» **Exercise goal**:
Search the data below for the string "Techniques" and copy all lines where it shows up.

--- START ---

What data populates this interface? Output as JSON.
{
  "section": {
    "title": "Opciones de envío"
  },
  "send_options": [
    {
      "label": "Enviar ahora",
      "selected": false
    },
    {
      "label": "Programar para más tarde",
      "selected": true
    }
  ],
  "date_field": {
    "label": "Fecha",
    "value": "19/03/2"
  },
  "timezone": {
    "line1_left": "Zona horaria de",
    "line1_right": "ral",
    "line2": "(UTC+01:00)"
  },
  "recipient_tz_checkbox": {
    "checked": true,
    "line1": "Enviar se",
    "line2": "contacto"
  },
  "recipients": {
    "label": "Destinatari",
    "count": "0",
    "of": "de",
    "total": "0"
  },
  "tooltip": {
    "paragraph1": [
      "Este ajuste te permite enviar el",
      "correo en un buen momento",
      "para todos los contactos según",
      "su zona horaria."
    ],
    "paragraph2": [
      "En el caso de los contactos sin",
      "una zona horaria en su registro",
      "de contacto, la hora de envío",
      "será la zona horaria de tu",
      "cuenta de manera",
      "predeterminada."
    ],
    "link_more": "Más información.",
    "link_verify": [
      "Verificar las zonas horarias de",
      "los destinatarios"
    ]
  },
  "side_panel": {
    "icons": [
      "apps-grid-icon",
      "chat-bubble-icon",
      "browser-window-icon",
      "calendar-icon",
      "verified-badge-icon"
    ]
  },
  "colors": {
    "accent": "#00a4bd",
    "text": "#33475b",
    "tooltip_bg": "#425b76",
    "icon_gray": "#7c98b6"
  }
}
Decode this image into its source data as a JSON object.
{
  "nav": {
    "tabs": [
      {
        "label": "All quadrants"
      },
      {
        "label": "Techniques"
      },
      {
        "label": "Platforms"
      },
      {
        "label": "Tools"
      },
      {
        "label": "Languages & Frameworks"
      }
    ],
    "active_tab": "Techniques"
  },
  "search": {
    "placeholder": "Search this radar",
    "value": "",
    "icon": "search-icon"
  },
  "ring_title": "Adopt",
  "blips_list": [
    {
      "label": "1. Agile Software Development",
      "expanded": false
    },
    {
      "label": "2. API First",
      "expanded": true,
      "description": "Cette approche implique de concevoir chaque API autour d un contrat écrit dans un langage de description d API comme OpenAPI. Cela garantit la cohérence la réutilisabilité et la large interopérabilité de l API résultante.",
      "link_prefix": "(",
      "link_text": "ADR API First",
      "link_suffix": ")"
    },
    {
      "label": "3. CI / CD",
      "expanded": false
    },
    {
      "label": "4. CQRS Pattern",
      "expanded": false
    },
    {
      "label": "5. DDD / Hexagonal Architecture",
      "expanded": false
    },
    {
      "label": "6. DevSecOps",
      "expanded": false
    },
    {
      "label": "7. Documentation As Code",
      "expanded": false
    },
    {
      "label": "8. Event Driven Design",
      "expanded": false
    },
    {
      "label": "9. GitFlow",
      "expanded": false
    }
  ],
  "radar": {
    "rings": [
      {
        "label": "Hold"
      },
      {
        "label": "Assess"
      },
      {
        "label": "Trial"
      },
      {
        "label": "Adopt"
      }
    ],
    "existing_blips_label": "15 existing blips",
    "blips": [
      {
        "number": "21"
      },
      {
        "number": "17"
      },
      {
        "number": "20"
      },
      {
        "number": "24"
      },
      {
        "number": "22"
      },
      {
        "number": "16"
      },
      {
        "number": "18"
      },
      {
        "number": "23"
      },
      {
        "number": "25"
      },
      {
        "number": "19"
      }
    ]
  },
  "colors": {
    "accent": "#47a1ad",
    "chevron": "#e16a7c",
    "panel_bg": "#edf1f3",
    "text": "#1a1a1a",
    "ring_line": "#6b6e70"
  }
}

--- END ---

» **Answer to the exercise**:
        "label": "Techniques"
    "active_tab": "Techniques"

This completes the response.